After a good polish with the mud mixture, we then give it a rinse. We can see how the golden colour is starting to show in these South Sea Pearls. This is me rinsing the South Sea Pearls (bad ones have already been picked out) in the middle of winter, in shorts, t-shirt and sandals in the middle of the farmlands.
Stage 4: Tumbling
After rinsing, we place it back into mud, this time in a tumbling machine. This will polish the South Sea Pearls and give it that lustre that we want.
Here are the results after. Look how different they have become now. On my hand is the original before polishing.
Stage 5: Detergent Washing
We then spin the pearls with detergent until it thoroughly removes all the dirt and mud stuck to the surface of the pearls. And we are done!
Look how incredibly shiny and golden these South Sea Pearls are. Of course they are not of consistent quality in this stage, hence we got to dry them first before sorting.
Some of these South Sea Pearls may have to go through another round of the polishing process if their surface did not turn out satisfactory.
The only problem with going through another round is that the South Sea Pearl will reduce in diameter size and the polishing process removes some of the layers of surface nacre.
Nevertheless checking is important.
Stage 6: Sorting
Here you can see the bags of South Sea Pearls that we have to sort. The first thing we do when we sort pearls is by the diameter sizes. As previously mention, the polishing process might alter the sizes of the South Sea Pearls. Next, we sort them by colours - Golden, Yellow-Golden, Yellow and White. From here on, we then sort by the Grade - which is the amount of surface spots on the South Sea Pearls.
Stage 7: Additional Hand Polish

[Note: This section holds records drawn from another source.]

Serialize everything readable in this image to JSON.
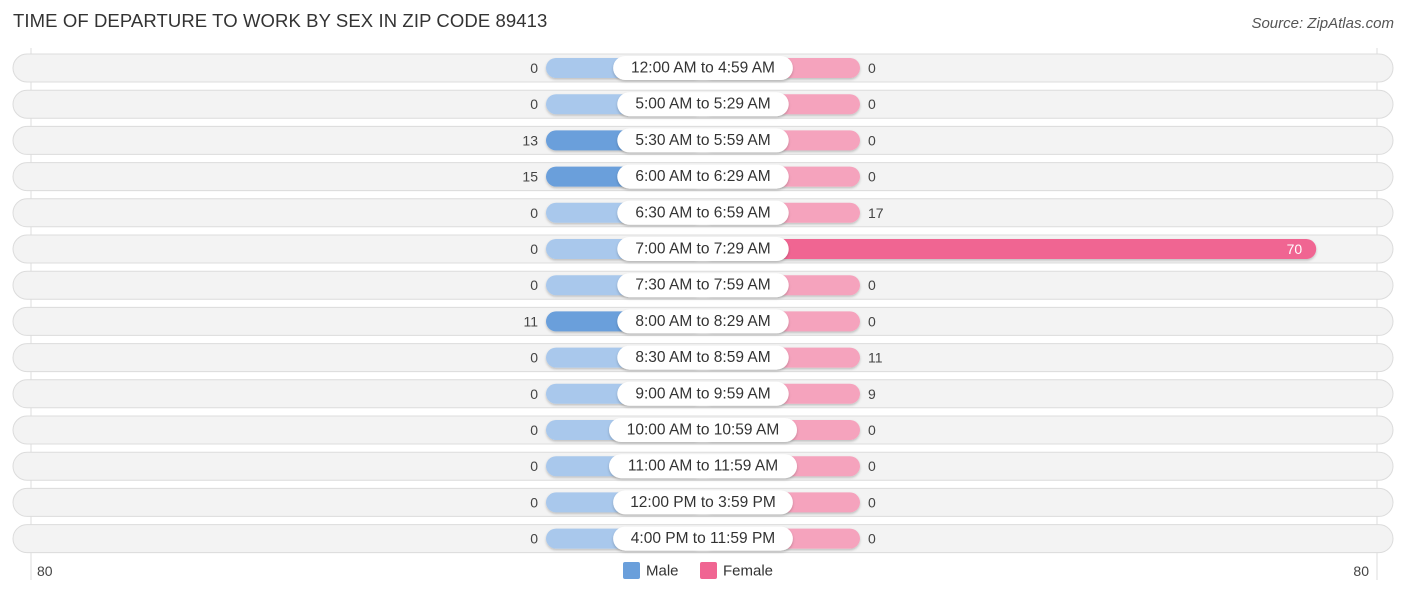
{
  "chart_data": {
    "type": "bar",
    "orientation": "horizontal-diverging",
    "title": "TIME OF DEPARTURE TO WORK BY SEX IN ZIP CODE 89413",
    "source": "Source: ZipAtlas.com",
    "categories": [
      "12:00 AM to 4:59 AM",
      "5:00 AM to 5:29 AM",
      "5:30 AM to 5:59 AM",
      "6:00 AM to 6:29 AM",
      "6:30 AM to 6:59 AM",
      "7:00 AM to 7:29 AM",
      "7:30 AM to 7:59 AM",
      "8:00 AM to 8:29 AM",
      "8:30 AM to 8:59 AM",
      "9:00 AM to 9:59 AM",
      "10:00 AM to 10:59 AM",
      "11:00 AM to 11:59 AM",
      "12:00 PM to 3:59 PM",
      "4:00 PM to 11:59 PM"
    ],
    "series": [
      {
        "name": "Male",
        "color": "#6a9fdb",
        "color_light": "#a9c8ec",
        "values": [
          0,
          0,
          13,
          15,
          0,
          0,
          0,
          11,
          0,
          0,
          0,
          0,
          0,
          0
        ]
      },
      {
        "name": "Female",
        "color": "#f06592",
        "color_light": "#f5a3bd",
        "values": [
          0,
          0,
          0,
          0,
          17,
          70,
          0,
          0,
          11,
          9,
          0,
          0,
          0,
          0
        ]
      }
    ],
    "xlim": [
      -80,
      80
    ],
    "axis_labels": {
      "left": "80",
      "right": "80"
    },
    "legend": {
      "placement": "bottom-center",
      "items": [
        "Male",
        "Female"
      ]
    },
    "grid": false
  }
}
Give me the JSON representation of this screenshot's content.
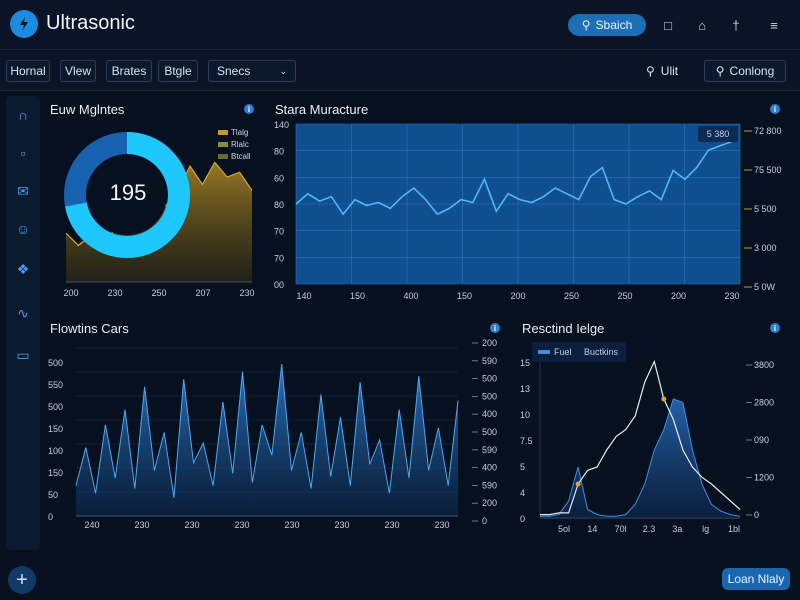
{
  "app": {
    "title": "Ultrasonic"
  },
  "header": {
    "search_label": "Sbaich",
    "icons": [
      "doc-icon",
      "home-icon",
      "pin-icon",
      "menu-icon"
    ]
  },
  "toolbar": {
    "segments": [
      "Hornal",
      "Vlew",
      "Brates",
      "Btgle"
    ],
    "select_value": "Snecs",
    "search_label": "Ulit",
    "dropdown_value": "Conlong"
  },
  "sidebar": {
    "icons": [
      "headphones-icon",
      "document-icon",
      "mail-icon",
      "person-icon",
      "puzzle-icon",
      "wave-icon",
      "monitor-icon"
    ]
  },
  "panels": {
    "p1": {
      "title": "Euw Mglntes"
    },
    "p2": {
      "title": "Stara Muracture"
    },
    "p3": {
      "title": "Flowtins Cars"
    },
    "p4": {
      "title": "Resctind Ielge"
    }
  },
  "footer": {
    "add_label": "+",
    "action_label": "Loan Nlaly"
  },
  "colors": {
    "accent": "#1a8dde",
    "gold": "#c89a26",
    "cyan": "#1ec8ff",
    "line": "#2f9df5"
  },
  "chart_data": [
    {
      "type": "area",
      "title": "Euw Mglntes",
      "donut_value": "195",
      "legend": [
        "Tlalg",
        "Rlalc",
        "Btcall"
      ],
      "x_ticks": [
        "200",
        "230",
        "250",
        "207",
        "230"
      ],
      "series": [
        {
          "name": "Tlalg",
          "values": [
            40,
            30,
            38,
            28,
            45,
            52,
            70,
            58,
            62,
            74,
            95,
            80,
            98,
            86,
            90,
            75
          ]
        }
      ],
      "donut_fraction": 0.72
    },
    {
      "type": "line",
      "title": "Stara Muracture",
      "x_ticks": [
        "140",
        "150",
        "400",
        "150",
        "200",
        "250",
        "250",
        "200",
        "230"
      ],
      "y_left_ticks": [
        "140",
        "80",
        "60",
        "80",
        "70",
        "70",
        "00"
      ],
      "y_right_ticks": [
        "72 800",
        "75 500",
        "5 500",
        "3 000",
        "5 0W"
      ],
      "annotation": "5 380",
      "values": [
        55,
        62,
        57,
        60,
        48,
        58,
        54,
        56,
        52,
        60,
        66,
        58,
        48,
        52,
        58,
        56,
        72,
        50,
        62,
        58,
        56,
        60,
        66,
        62,
        58,
        74,
        80,
        58,
        55,
        60,
        64,
        58,
        78,
        72,
        80,
        92,
        95,
        98
      ]
    },
    {
      "type": "area",
      "title": "Flowtins Cars",
      "x_ticks": [
        "240",
        "230",
        "230",
        "230",
        "230",
        "230",
        "230",
        "230"
      ],
      "y_left_ticks": [
        "500",
        "550",
        "500",
        "150",
        "100",
        "150",
        "50",
        "0"
      ],
      "y_right_ticks": [
        "200",
        "590",
        "500",
        "500",
        "400",
        "500",
        "590",
        "400",
        "590",
        "200",
        "0"
      ],
      "values": [
        20,
        45,
        15,
        60,
        25,
        70,
        18,
        85,
        30,
        55,
        12,
        90,
        35,
        48,
        20,
        75,
        28,
        95,
        22,
        60,
        40,
        100,
        30,
        55,
        18,
        80,
        26,
        65,
        20,
        88,
        34,
        50,
        15,
        70,
        25,
        92,
        30,
        58,
        20,
        76
      ]
    },
    {
      "type": "line",
      "title": "Resctind Ielge",
      "legend": [
        "Fuel",
        "Buctkins"
      ],
      "x_ticks": [
        "5ol",
        "14",
        "70l",
        "2.3",
        "3a",
        "lg",
        "1bl"
      ],
      "y_left_ticks": [
        "15",
        "13",
        "10",
        "7.5",
        "5",
        "4",
        "0"
      ],
      "y_right_ticks": [
        "3800",
        "2800",
        "090",
        "1200",
        "0"
      ],
      "line_values": [
        2,
        2,
        3,
        3,
        20,
        28,
        30,
        40,
        48,
        52,
        60,
        80,
        92,
        70,
        58,
        40,
        30,
        24,
        20,
        15,
        10,
        5
      ],
      "area_values": [
        1,
        1,
        2,
        10,
        30,
        5,
        2,
        1,
        1,
        2,
        8,
        20,
        40,
        52,
        70,
        68,
        40,
        20,
        8,
        4,
        2,
        1
      ]
    }
  ]
}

For some South Sea Pearls that have a potential of selling at a high price, we might give them an additional hand polish. These are usually large pearls, 14mm and above.
And we are ready to export!

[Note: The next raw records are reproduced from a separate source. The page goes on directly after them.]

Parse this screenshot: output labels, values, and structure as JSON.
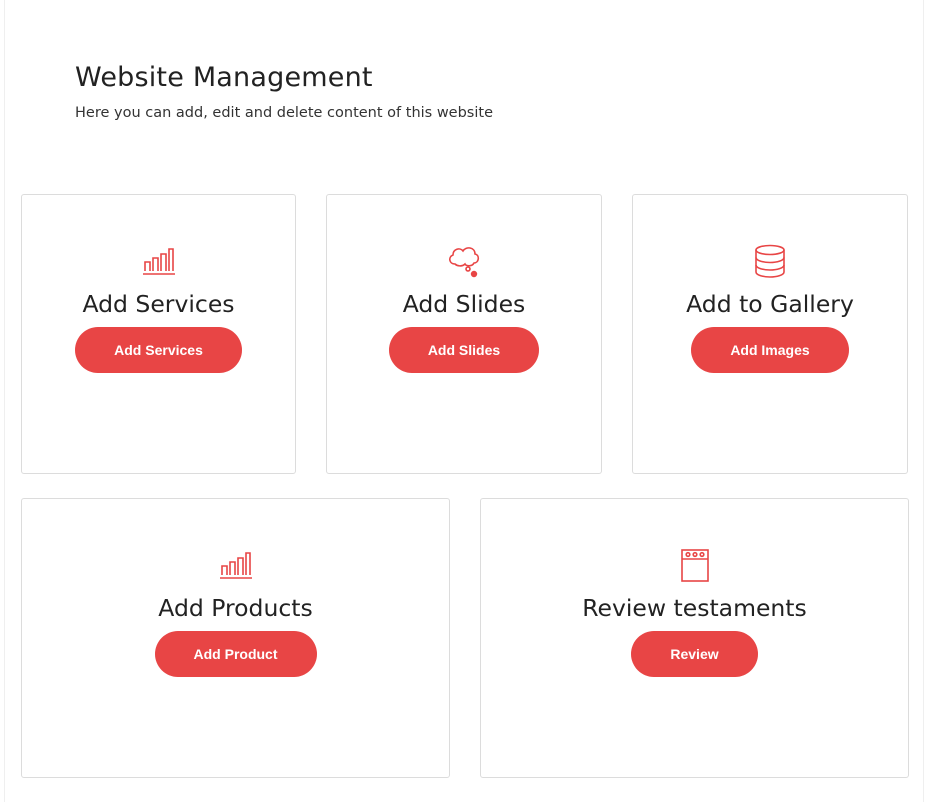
{
  "header": {
    "title": "Website Management",
    "subtitle": "Here you can add, edit and delete content of this website"
  },
  "accent_color": "#e84545",
  "cards": [
    {
      "icon": "bar-chart-icon",
      "title": "Add Services",
      "button_label": "Add Services"
    },
    {
      "icon": "thought-cloud-icon",
      "title": "Add Slides",
      "button_label": "Add Slides"
    },
    {
      "icon": "database-icon",
      "title": "Add to Gallery",
      "button_label": "Add Images"
    },
    {
      "icon": "bar-chart-icon",
      "title": "Add Products",
      "button_label": "Add Product"
    },
    {
      "icon": "notepad-icon",
      "title": "Review testaments",
      "button_label": "Review"
    }
  ]
}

Here are the South Sea Pearls that tuned out well enough. Not a huge amount but these ones are gorgeous. And that is a picture of Miu-chan taking her afternoon naps on bags of South Sea Pearls. What a fortunate girl, she has the most expensive pillow ever.
In our inventory, we have the following selections;
White South Sea Pearls: Pink sheen + without black Shimi + less cream colour
Yellow South Sea Pearls: Rich golden + without green Shimi + less brown colour
If you are in Singapore and would like any South Sea Pearls, we do have ready stock of South Sea Pearls Golden and White colour from size 8mm to 15mm. Sizes beyond 15mm would have to be sourced. We usually have first picks of the South Sea Pearls, meaning that we usually handpick the best quality ones with amazing lustre, before other dealers get to even take a look at the South Sea Pearls.